Elsewhere it simply misjudges. A scene where Liesel’s friend (Nico Liersch) channels his love of Jesse Owens by going blackface may have read better on the page — although probably not. Ditto a scene where the kids channel their anger into a round of screaming “I hate Hitler!” against triumphant music.
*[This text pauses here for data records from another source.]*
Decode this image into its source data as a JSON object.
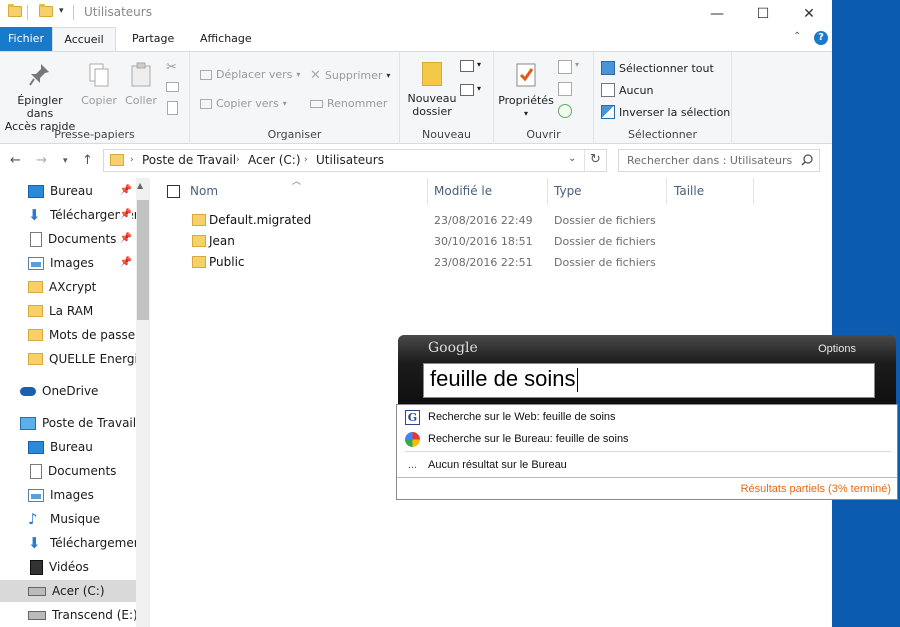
{
  "window": {
    "title": "Utilisateurs",
    "controls": {
      "minimize": "—",
      "maximize": "☐",
      "close": "✕"
    }
  },
  "ribbon_tabs": [
    {
      "label": "Fichier"
    },
    {
      "label": "Accueil"
    },
    {
      "label": "Partage"
    },
    {
      "label": "Affichage"
    }
  ],
  "ribbon": {
    "presse_papiers": {
      "label": "Presse-papiers",
      "pin": "Épingler dans Accès rapide",
      "pin_l1": "Épingler dans",
      "pin_l2": "Accès rapide",
      "copy": "Copier",
      "paste": "Coller"
    },
    "organiser": {
      "label": "Organiser",
      "move": "Déplacer vers",
      "copy_to": "Copier vers",
      "delete": "Supprimer",
      "rename": "Renommer"
    },
    "nouveau": {
      "label": "Nouveau",
      "new_folder_l1": "Nouveau",
      "new_folder_l2": "dossier"
    },
    "ouvrir": {
      "label": "Ouvrir",
      "properties": "Propriétés"
    },
    "selectionner": {
      "label": "Sélectionner",
      "all": "Sélectionner tout",
      "none": "Aucun",
      "invert": "Inverser la sélection"
    }
  },
  "address": {
    "segments": [
      "Poste de Travail",
      "Acer (C:)",
      "Utilisateurs"
    ],
    "search_placeholder": "Rechercher dans : Utilisateurs"
  },
  "sidebar": {
    "quick": [
      {
        "label": "Bureau",
        "icon": "blue",
        "pinned": true
      },
      {
        "label": "Téléchargements",
        "icon": "download",
        "pinned": true
      },
      {
        "label": "Documents",
        "icon": "doc",
        "pinned": true
      },
      {
        "label": "Images",
        "icon": "img",
        "pinned": true
      },
      {
        "label": "AXcrypt",
        "icon": "folder"
      },
      {
        "label": "La RAM",
        "icon": "folder"
      },
      {
        "label": "Mots de passe",
        "icon": "folder"
      },
      {
        "label": "QUELLE Energie",
        "icon": "folder"
      }
    ],
    "onedrive": "OneDrive",
    "pc": "Poste de Travail",
    "pc_items": [
      {
        "label": "Bureau",
        "icon": "blue"
      },
      {
        "label": "Documents",
        "icon": "doc"
      },
      {
        "label": "Images",
        "icon": "img"
      },
      {
        "label": "Musique",
        "icon": "music"
      },
      {
        "label": "Téléchargements",
        "icon": "download"
      },
      {
        "label": "Vidéos",
        "icon": "video"
      },
      {
        "label": "Acer (C:)",
        "icon": "drive",
        "selected": true
      },
      {
        "label": "Transcend (E:)",
        "icon": "drive"
      }
    ]
  },
  "columns": {
    "name": "Nom",
    "modified": "Modifié le",
    "type": "Type",
    "size": "Taille"
  },
  "files": [
    {
      "name": "Default.migrated",
      "modified": "23/08/2016 22:49",
      "type": "Dossier de fichiers"
    },
    {
      "name": "Jean",
      "modified": "30/10/2016 18:51",
      "type": "Dossier de fichiers"
    },
    {
      "name": "Public",
      "modified": "23/08/2016 22:51",
      "type": "Dossier de fichiers"
    }
  ],
  "google_desktop": {
    "logo": "Google",
    "options": "Options",
    "query": "feuille de soins",
    "web_search": "Recherche sur le Web: feuille de soins",
    "desktop_search": "Recherche sur le Bureau: feuille de soins",
    "no_result": "Aucun résultat sur le Bureau",
    "no_result_prefix": "...",
    "status": "Résultats partiels (3% terminé)"
  }
}
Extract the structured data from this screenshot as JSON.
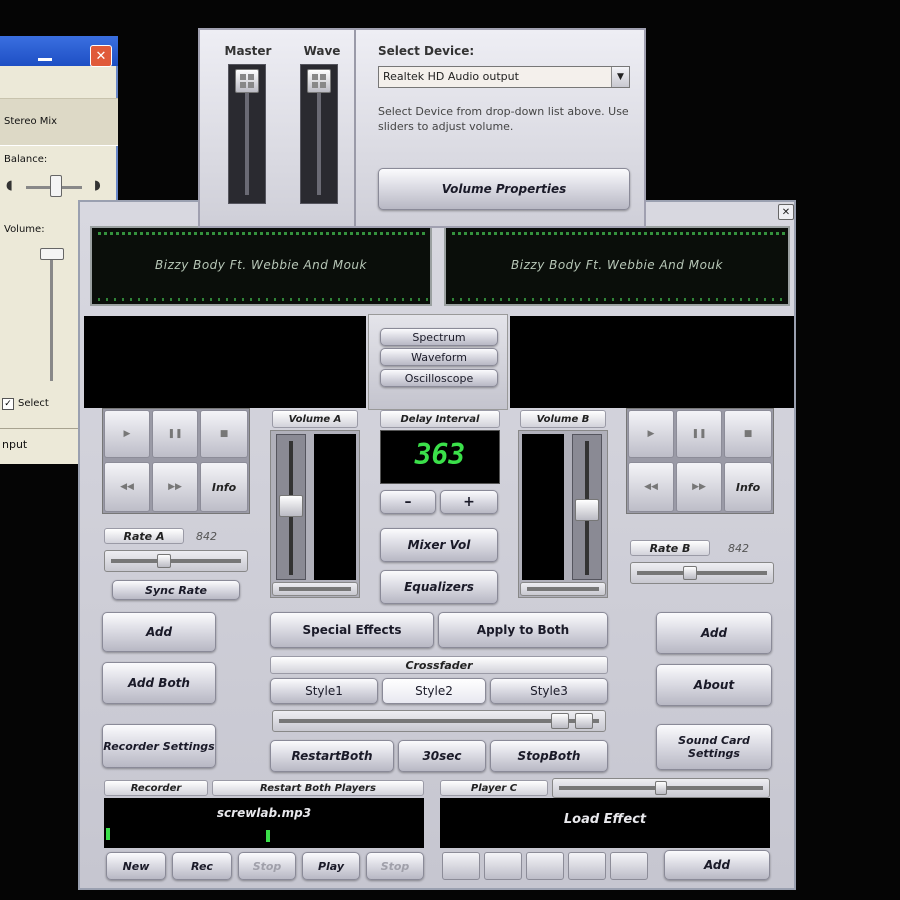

But like M. Night Shyamalan, it knows that a sneakily affecting ending — especially a partially understated one, as here — can lead to much audience forgiveness.



News
Entertainment
Sports
Lifestyle
National

US military tried, but failed to rescue journalist…

The U.S. military earlier this year tried to rescue journalist James Foley and other American hostages held in Syria ,but failed to find the captives.

National

Fate of captured beluga whales in hands of…

A Georgia aquarium went to court on Wednesday seeking federal permission to bring 18 captured beluga whales to the United States from Russia.

Local

After Eric Garner death, religious leaders meet to…

Interfaith leaders convened with city officials to discuss what the community can do to help dial down heightened tensions after Eric Garner's death.

Local

'Suspicious' Hamilton Heights fire caused by power strip:…

An extension cord overload caused the deadly fire in Hamilton Heights late Monday that killed a 15-year-old girl and injured at least 12 others.

Television

'Doctor Who' personality profile: the 4 Doctors

When the time comes for a new Doctor, there's always some anxiety over the big question: Who will he be? The series owes its longevity…

Television

Billy Crystal to commemorate late actor Robin Williams…

  Comedian Billy Crystal will pay tribute to late actor Robin Williams at television's Primetime Emmy Awards on Aug. 25, the show's organizers said on…

Going Out

Things to do this week in NYC, Aug.…

GAMES Hudson Common Open Aug. 21, 7 p.m. Hudson Common 356 W. 58 St. Free, www.hudsoncommonnyc.com The U.S. Open begins on Monday, but most of…

Movies

Review: Sadly, Matthew Weiner's 'Are You Here' is…

"Mad Men" creator Matthew Weiner tries his hand at movies with "Are You Here," a misjudged Owen Wilson-Zach Galifianakis comedy that turns into a drama.

NFL

Giants expected to work Corey Washington into first-team…

The day of reckoning for the Giants' fringe players will fall upon them Friday night against the Jets.

NFL

Jalen Saunders still unsure what caused car accident…

Jets rookie wide receiver Jalen Saunders spoke to the media Wednesday for the first time since his car accident, but he didn't say a whole lot.

NFL

2014 Fantasy Football: Rankings, list of top NFL…

2014 Fantasy Football: Rankings, list of top NFL defense (DEF)

NFL

2014 Fantasy Football: Rankings, list of top NFL…

2014 Fantasy Football: Rankings, list of top NFL quarterbacks (QB)

Sex

Online dating for every generation

Frank Jackson and his mother Maggie are like lots of modern families: They have dinner together regularly, keep each other updated on their lives —…

Wellbeing

Going green could be the key to getting…

If we could just pursue the things that would actually make us happy, we could help the environment too, according to a New York researcher.…

Wellbeing

Metabolic syndrome could have a sugar link

Scientists in St. Louis may have found another culprit in metabolic syndrome, which can lead to heart disease and type 2 diabetes.  Uric acid is…

Wellbeing

Another way stress hurts your unborn baby

Mothers know to try staying calm during pregnancy, as stress has been linked to behavioral and developmental problems for their babies. But now, a new…